ICANN is the organization that is responsible for coordinating DNS, IP addresses, generic Top-Level Domain names (gTLDs) and much more. Since “.LGBT” is considered a gTLD, much like the commonly used “.com,” it is in high demand. This is because domain names can potentially affect how search engines will find a site, as well as how users will remember it. Therefore, TLDs are seen as financially valuable assets because they are believed to be superior to other domain names with respect to both of these elements.
In my opinion, the only foreseeable problem Afilias could run into is maintaining its Acceptable-Use Policy. The AUP is a strict policy enacted to protect the community from possible misuse of the space — i.e., homophobic people or companies with anti-LGBT agendas buying up domains to spread their messages of hate.
The AUP will be policed by Internet users, as it’s impossible for Afilias to monitor the content on each and every site. There is a special page to report abuse of the domain, which will then be submitted to a dedicated department created by Afilias for this purpose. If there is clearly something defamatory like “God hates fags,” Afilias will work its magic and stop the site from working at an .LGBT address. Afilias cannot take sites “down” per se, but AUP violations will result in the site’s removal from the LGBT space.
It’s not to say that defamatory language is impermissible. For example, if an .LGBT site has posted a controversial article and there is a conversation happening in comments on that site that includes defamatory language, that site will not be removed from the registry if it is clear that the site’s existence is not anti-LGBT on purpose, and it was only the comment thread that went awry. If there is anything that questionable, it will be sent to the brand manager, Brett Samuels, to make a final determination.
Afilias is well aware of the First Amendment and that will be of utmost importance in its determinations.

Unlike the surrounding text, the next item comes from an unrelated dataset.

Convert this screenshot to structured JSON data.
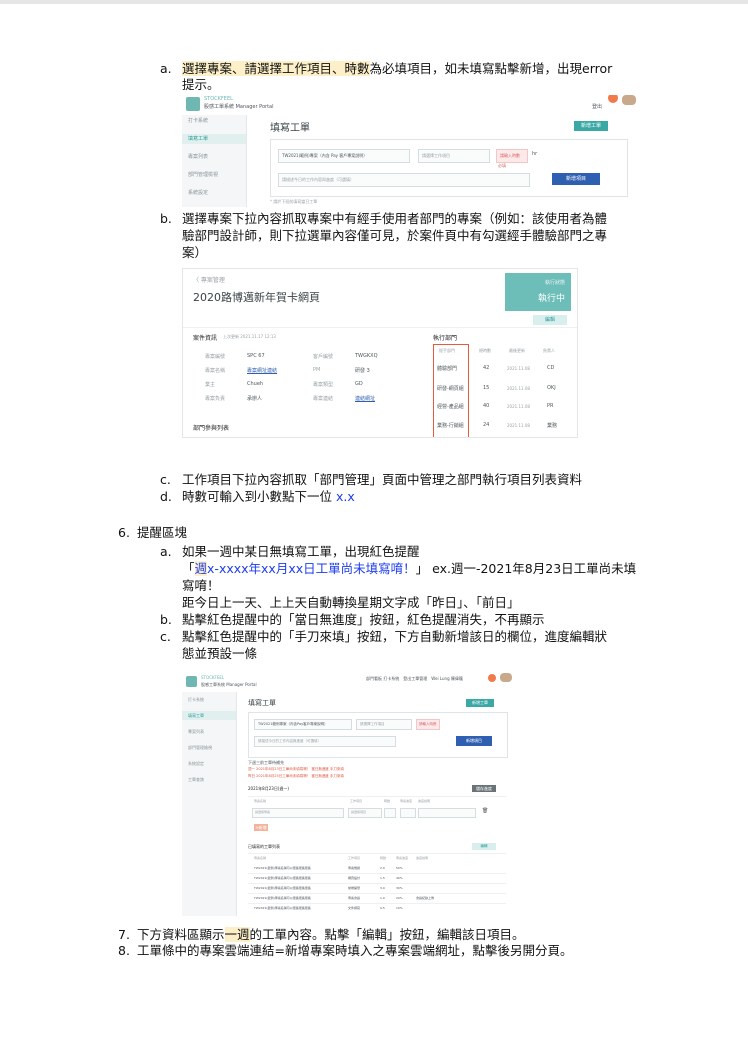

Chief Marketing Officer Roland LaPlante put it best: “The large and vibrant LGBT community now has an Internet address that embraces the full breadth and diversity of LGBT people around the world in a protected, inclusive manner.” And in order to make .LGBT a protected space, sites with the intention to be derogatory to the LGBT community will not be tolerated.
Once again, the LGBT community has found yet another place where it can flourish, create and innovate — the World Wide Web.  In the Internet world, TLDs are like beachfront property and on Feb. 10, you can pick up your island oasis!